[Help us spread the word by pinning the image below.]
Our district isn’t alone, and as it turns out, many are much worse off. According to the National Center on Education Statistics 2015 report, Pennsylvania has the widest funding gap between wealthy and poor school districts of any state in the country. Per pupil spending in PA’s poorest districts is 33 percent less than in PA’s wealthiest districts.
[Tweet “PA has the widest funding gap between wealthy and poor school districts in the US. You can help. #FairFundingPA”]
The absence of a real formula used to allocate funds, combined with state funding cuts in recent years, is costing our students dearly. According to a recent PASA-PASBO report, since 2010-11, 93 percent of school districts reduced staff, 50 percent furloughed teachers or other staff, 74 percent cut or reduced at least one academic program 57 percent increased class size. This very topic was in my local newspaper about a week ago, and the thought of my children losing out on art or music education hit home, and broke my heart. It also made me realize that for many parents, that means public schooling and homeschooling at the same time to achieve a well-rounded education. But should that really depend on the money your district is given simply because of its zip code or income level?
In a nutshell, parents in lower income districts are having to spend more of that income making up for the education deficit that is caused by sending more money to higher income districts? What!?
The Campaign for Fair Education
This is where the Campaign for Fair Education comes in, offering ways for you, me and all Pennsylvanians to get involved. In short, the mission of this statewide, non-partisan effort is to ensure that all corners of Pennsylvania adopt and maintain an adequate and equitable system of funding public education by 2016. Every public school must have the resources necessary to enable every child to meet state academic standards, be prepared for post-secondary success, and become productive, knowledgeable, and engaged adults.
All students. Every school. Fair education.
What can you do?
Whether you have 5 minutes or a full day to devote, there is a way that YOU can get involved and make a difference for kids in PA.
- Visit the Get Involved section at FairFindingPa.org to find out how you can contact your state legislator. It seriously only takes 5 minutes, and the steps are mapped out clearly for you.
- Sign up for the Campaign for Fair Education Funding email newsletter. You’ll receive campaign updates and valuable info about what’s happening.
- Speak out about the issue using the Hear Me interactive website. [need to elaborate here, add link.]
- Follow the Campaign for Fair Education Funding on Facebook and Twitter so you can stay in the loop and join the conversation about #FairFundingPA.
- Contact the organization to see other current ways to get involved.
Really want to RALLY?
Join the Rally for Fair Funding: Tuesday, June 23
On Tuesday, June 23 the Campaign for Fair Education Funding along with hundreds of parents, students, teachers, and community leaders from across the state will rally for fair education funding at the state Capitol in Harrisburg.
WHO: The Campaign for Fair Education Funding

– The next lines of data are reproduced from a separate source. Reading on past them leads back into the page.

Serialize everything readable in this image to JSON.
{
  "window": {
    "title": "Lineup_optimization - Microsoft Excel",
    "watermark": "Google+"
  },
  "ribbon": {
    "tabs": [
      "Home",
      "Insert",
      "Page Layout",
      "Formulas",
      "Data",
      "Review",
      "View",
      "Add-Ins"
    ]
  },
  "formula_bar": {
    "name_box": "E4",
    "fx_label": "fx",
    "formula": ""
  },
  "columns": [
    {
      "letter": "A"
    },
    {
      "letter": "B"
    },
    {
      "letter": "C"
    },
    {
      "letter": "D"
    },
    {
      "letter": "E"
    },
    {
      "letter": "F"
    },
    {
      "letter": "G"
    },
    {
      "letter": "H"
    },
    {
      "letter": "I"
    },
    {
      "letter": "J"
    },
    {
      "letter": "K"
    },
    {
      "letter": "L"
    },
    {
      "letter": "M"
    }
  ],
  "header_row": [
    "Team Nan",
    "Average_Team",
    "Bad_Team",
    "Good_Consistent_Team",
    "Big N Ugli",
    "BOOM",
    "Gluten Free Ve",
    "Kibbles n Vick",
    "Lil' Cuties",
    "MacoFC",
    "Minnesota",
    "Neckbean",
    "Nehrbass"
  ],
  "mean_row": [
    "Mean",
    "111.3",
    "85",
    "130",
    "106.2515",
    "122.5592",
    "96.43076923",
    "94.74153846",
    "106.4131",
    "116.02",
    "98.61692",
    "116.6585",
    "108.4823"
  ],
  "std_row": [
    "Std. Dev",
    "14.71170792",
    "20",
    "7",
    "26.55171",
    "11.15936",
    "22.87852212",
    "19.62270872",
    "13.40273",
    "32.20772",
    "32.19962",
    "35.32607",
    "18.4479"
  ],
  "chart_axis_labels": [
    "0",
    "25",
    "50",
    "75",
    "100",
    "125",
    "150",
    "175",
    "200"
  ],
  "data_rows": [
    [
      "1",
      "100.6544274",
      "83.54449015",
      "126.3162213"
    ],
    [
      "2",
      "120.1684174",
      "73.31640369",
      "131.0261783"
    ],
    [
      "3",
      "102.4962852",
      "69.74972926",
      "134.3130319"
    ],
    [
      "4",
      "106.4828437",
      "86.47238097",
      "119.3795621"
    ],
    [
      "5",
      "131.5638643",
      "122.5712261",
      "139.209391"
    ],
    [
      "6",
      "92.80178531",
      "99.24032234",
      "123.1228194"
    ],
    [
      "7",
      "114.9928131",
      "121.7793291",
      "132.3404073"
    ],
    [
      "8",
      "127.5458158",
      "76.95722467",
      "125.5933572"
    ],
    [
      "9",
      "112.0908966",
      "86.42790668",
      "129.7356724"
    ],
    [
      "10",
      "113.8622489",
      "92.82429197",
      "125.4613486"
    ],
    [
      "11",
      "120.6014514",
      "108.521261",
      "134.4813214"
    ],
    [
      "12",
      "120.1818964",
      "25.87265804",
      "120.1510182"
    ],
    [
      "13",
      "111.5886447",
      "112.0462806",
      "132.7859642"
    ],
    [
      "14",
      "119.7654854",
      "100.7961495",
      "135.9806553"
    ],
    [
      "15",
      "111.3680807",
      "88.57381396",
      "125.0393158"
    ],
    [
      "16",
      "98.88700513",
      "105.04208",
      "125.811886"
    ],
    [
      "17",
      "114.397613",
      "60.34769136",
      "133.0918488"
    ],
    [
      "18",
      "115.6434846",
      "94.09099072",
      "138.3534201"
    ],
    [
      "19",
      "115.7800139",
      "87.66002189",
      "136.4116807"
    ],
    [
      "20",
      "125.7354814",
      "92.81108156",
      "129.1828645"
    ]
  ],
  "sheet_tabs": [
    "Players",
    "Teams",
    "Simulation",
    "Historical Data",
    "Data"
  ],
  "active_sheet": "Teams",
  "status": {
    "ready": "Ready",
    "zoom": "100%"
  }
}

WHAT: Rally for Fair Funding
WHERE: The state Capitol, Harrisburg
WHEN: Tuesday, June 23 (12 p.m. press conference)
WHY: We cannot afford to let our students fall behind.
Want to join us? Fill out this form and someone from the Campaign will get in touch with you.
(Free transportation is being provided from Pittsburgh. Reserve a seat here.)
If you can’t be there, you can help by tweeting! I’ll be live tweeting the event from 12-1pm, so you can retweet me or retweet directly from the @FreeFundingPA Twitter account. Either way, you’ll be helping in a HUGE way! We need that those messages to be seen!
Has your school district been affected by a lack of funds? How will you get involved?